Jeanean Thomas had her stern “You listen here” mom voice ready to go when her young daughter encountered a clump of intimidating teen boys at a local skate park. But then one of those young men stepped up with an unexpected act of kindness that prompted Thomas to speak out in a totally different way.
Since the skate park near their home in Cambridge, Ontario, opened over the summer, Thomas’ 6-year-old daughter, Peyton, had been mesmerized by the boys who zoomed past the playground and into the park. One day, Peyton said she wished she could skateboard too.
“She’d only ever seen boys skateboard so she just assumed that it was a boy sport,” said Thomas, 29, who grew up skateboarding as a teen. “She and I had a long talk — there’s no such thing as boy things or girl things, there’s just things, so if something interests you, you can do it.”
They dug Thomas’ childhood skateboard out of the basement, bought a pink helmet and went to the skate park. But when they arrived, Peyton was intimidated by the older boys, some of whom were smoking and swearing, her mom said.

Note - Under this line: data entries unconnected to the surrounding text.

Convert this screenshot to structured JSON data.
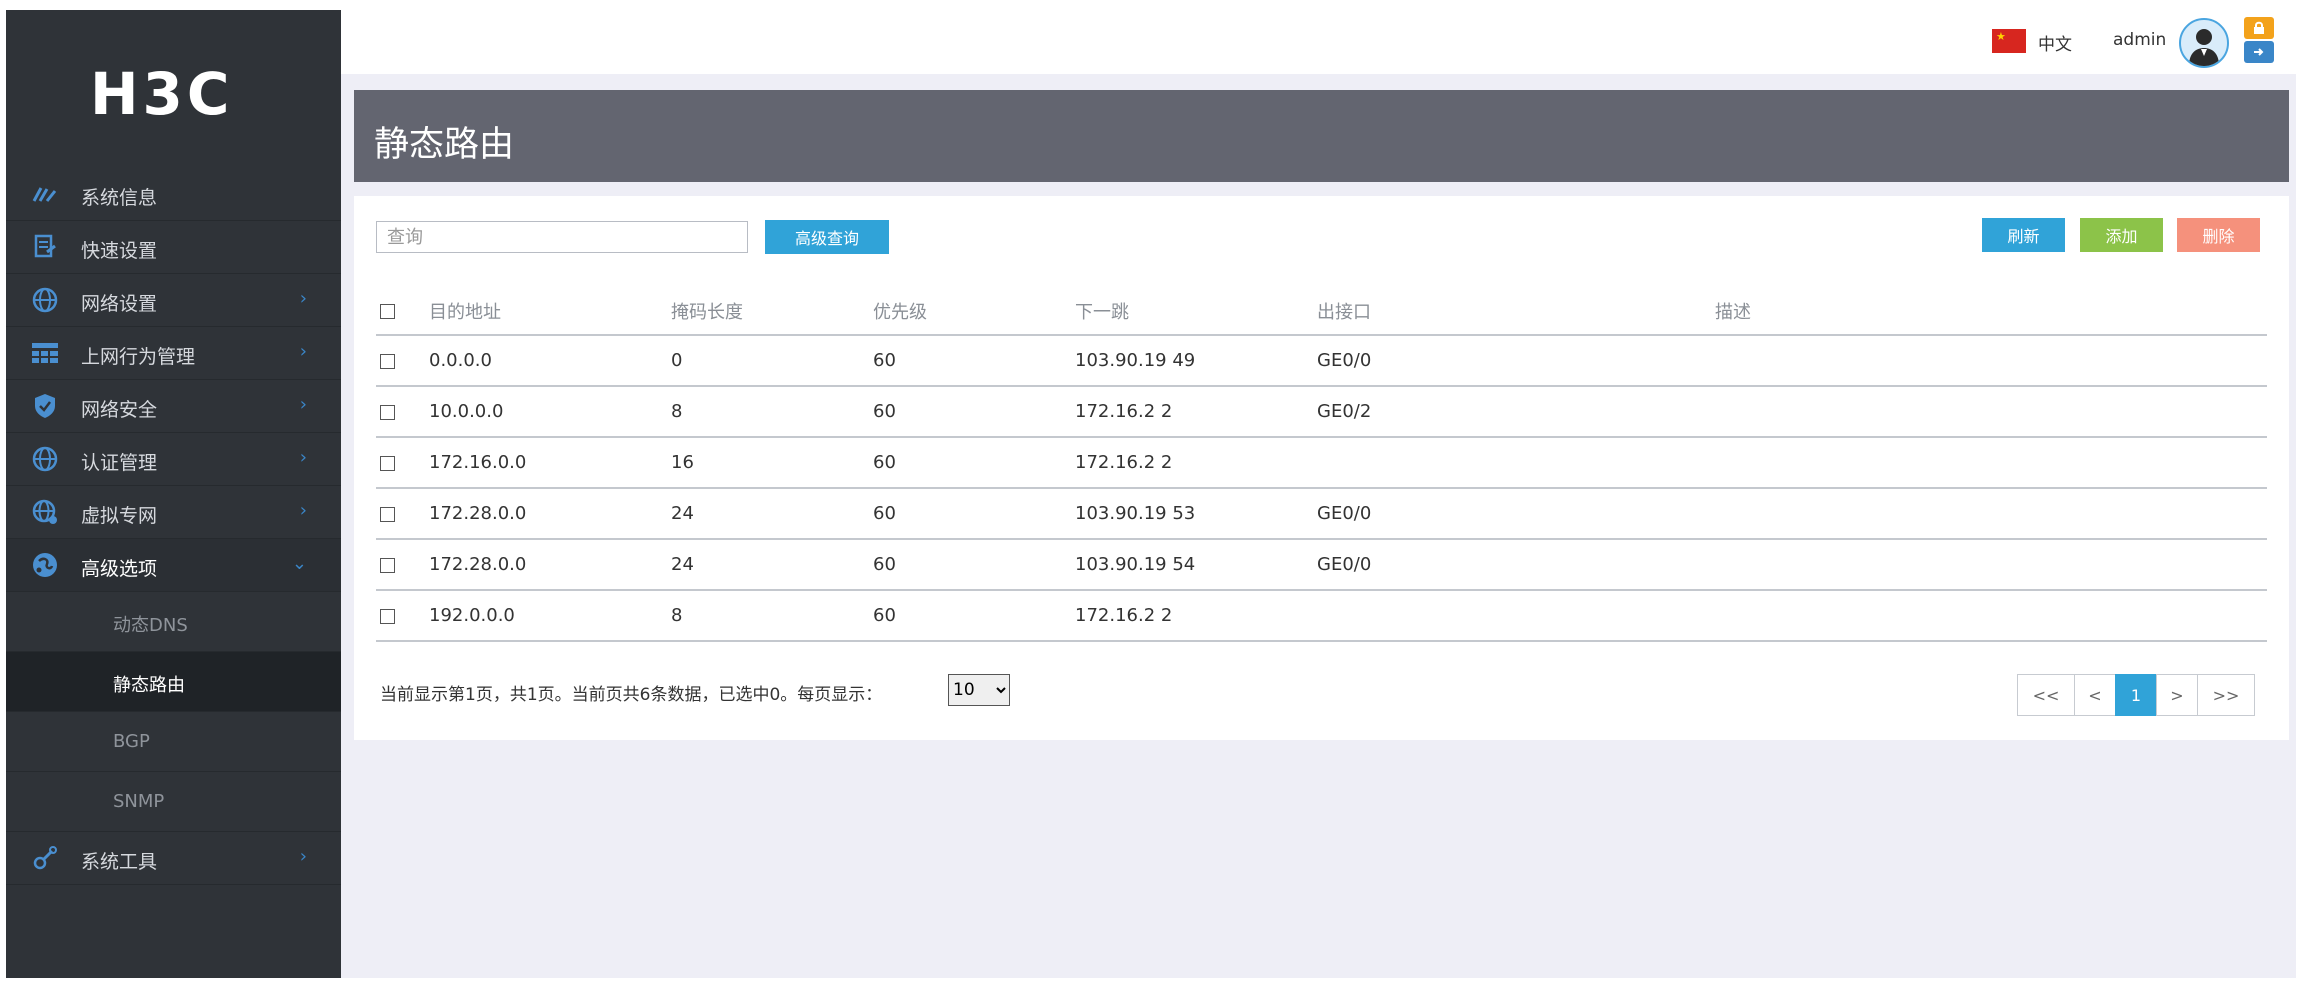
{
  "brand": {
    "logo_text": "H3C"
  },
  "header": {
    "language": "中文",
    "username": "admin",
    "avatar_icon": "user-avatar-icon",
    "lock_icon": "lock-icon",
    "logout_icon": "logout-icon"
  },
  "sidebar": {
    "items": [
      {
        "label": "系统信息",
        "icon": "speedometer-icon"
      },
      {
        "label": "快速设置",
        "icon": "quick-setup-icon"
      },
      {
        "label": "网络设置",
        "icon": "globe-icon",
        "chevron": "›"
      },
      {
        "label": "上网行为管理",
        "icon": "grid-icon",
        "chevron": "›"
      },
      {
        "label": "网络安全",
        "icon": "shield-icon",
        "chevron": "›"
      },
      {
        "label": "认证管理",
        "icon": "globe-icon",
        "chevron": "›"
      },
      {
        "label": "虚拟专网",
        "icon": "globe-network-icon",
        "chevron": "›"
      },
      {
        "label": "高级选项",
        "icon": "advanced-icon",
        "chevron": "⌄"
      },
      {
        "label": "系统工具",
        "icon": "tools-icon",
        "chevron": "›"
      }
    ],
    "sub_items": [
      {
        "label": "动态DNS"
      },
      {
        "label": "静态路由"
      },
      {
        "label": "BGP"
      },
      {
        "label": "SNMP"
      }
    ]
  },
  "page": {
    "title": "静态路由"
  },
  "toolbar": {
    "search_placeholder": "查询",
    "advanced_search": "高级查询",
    "refresh": "刷新",
    "add": "添加",
    "delete": "删除"
  },
  "table": {
    "headers": [
      "目的地址",
      "掩码长度",
      "优先级",
      "下一跳",
      "出接口",
      "描述"
    ],
    "rows": [
      [
        "0.0.0.0",
        "0",
        "60",
        "103.90.19  49",
        "GE0/0",
        ""
      ],
      [
        "10.0.0.0",
        "8",
        "60",
        "172.16.2  2",
        "GE0/2",
        ""
      ],
      [
        "172.16.0.0",
        "16",
        "60",
        "172.16.2  2",
        "",
        ""
      ],
      [
        "172.28.0.0",
        "24",
        "60",
        "103.90.19  53",
        "GE0/0",
        ""
      ],
      [
        "172.28.0.0",
        "24",
        "60",
        "103.90.19  54",
        "GE0/0",
        ""
      ],
      [
        "192.0.0.0",
        "8",
        "60",
        "172.16.2  2",
        "",
        ""
      ]
    ]
  },
  "footer": {
    "status": "当前显示第1页，共1页。当前页共6条数据，已选中0。每页显示：",
    "page_size": "10"
  },
  "pagination": {
    "first": "<<",
    "prev": "<",
    "current": "1",
    "next": ">",
    "last": ">>"
  },
  "colors": {
    "sidebar_bg": "#2f3338",
    "title_bar_bg": "#636570",
    "accent_blue": "#30a3d8",
    "add_green": "#8cc349",
    "delete_salmon": "#f5917c"
  }
}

Within five minutes, though, one skateboarder offered a helping hand and tips that made Peyton’s first time skateboarding a great experience. Later that night, Thomas was so touched she wrote a “Dear teenage boy at the skate park” letter, hoping his parents would see how wonderful he was.
"I want you to know that I am proud that you are part of my community, and I want to thank you for being so kind to my daughter, even though your friends made fun of you for it," she wrote in the letter that’s since gone viral. "She left the skate park with a sense of pride and with the confidence that she can do anything, because of you."
Not only did he help her with balance and foot position, tips that had her riding “like a pro” after an hour, her mom said, he also gave her a feeling of belonging.
“He reaffirmed that anybody can skateboard, and any fear she had going into the skate park, he took that away because the boys all of the sudden weren’t scary, they were helpful,” said Thomas. “This new task that she wanted to try, she was able to accomplish because he helped her.”
By the time they left, Peyton was thrilled, and Thomas was grateful.
“When we left, my daughter was so happy — the look on her face, she was just elated,” Thomas said. “Her experience wouldn’t have been that good had he not stepped up and helped her. She might have given up on it.”
It turns out that the teenage boy is actually a 20-year-old avid skateboarder and coach, Ryan Carney, who played down his good deed and just did what felt natural, according to the Cambridge Times.
“The day of it … I didn’t think much of it to be honest,” he told the paper. “I don’t really know why it’s a big deal.”
“I went up there just simply to be nice,” he added. “If I didn’t know what the heck I was doing, and I was in a place that could be intimidating at that age, I’d want someone to help me.”
Thomas says the fact that their helper may not be a teenager doesn’t diminish the impact it had on Peyton. And, she hopes the story will encourage people to have a more positive view of teen boys, especially those who skateboard and sometimes get a bad rap.
“I want people to know that the group of boys hanging out in a parking lot by their house might not be up to no good or trouble, they might just be looking for somewhere to skate,” Thomas said. “Sometimes as parents we make pre-judgments on teens and we have to remember that they’re just good kids deep down.”
TODAY.com contributor Lisa A. Flam is a news and lifestyles reporter in New York. Follow her on Twitter.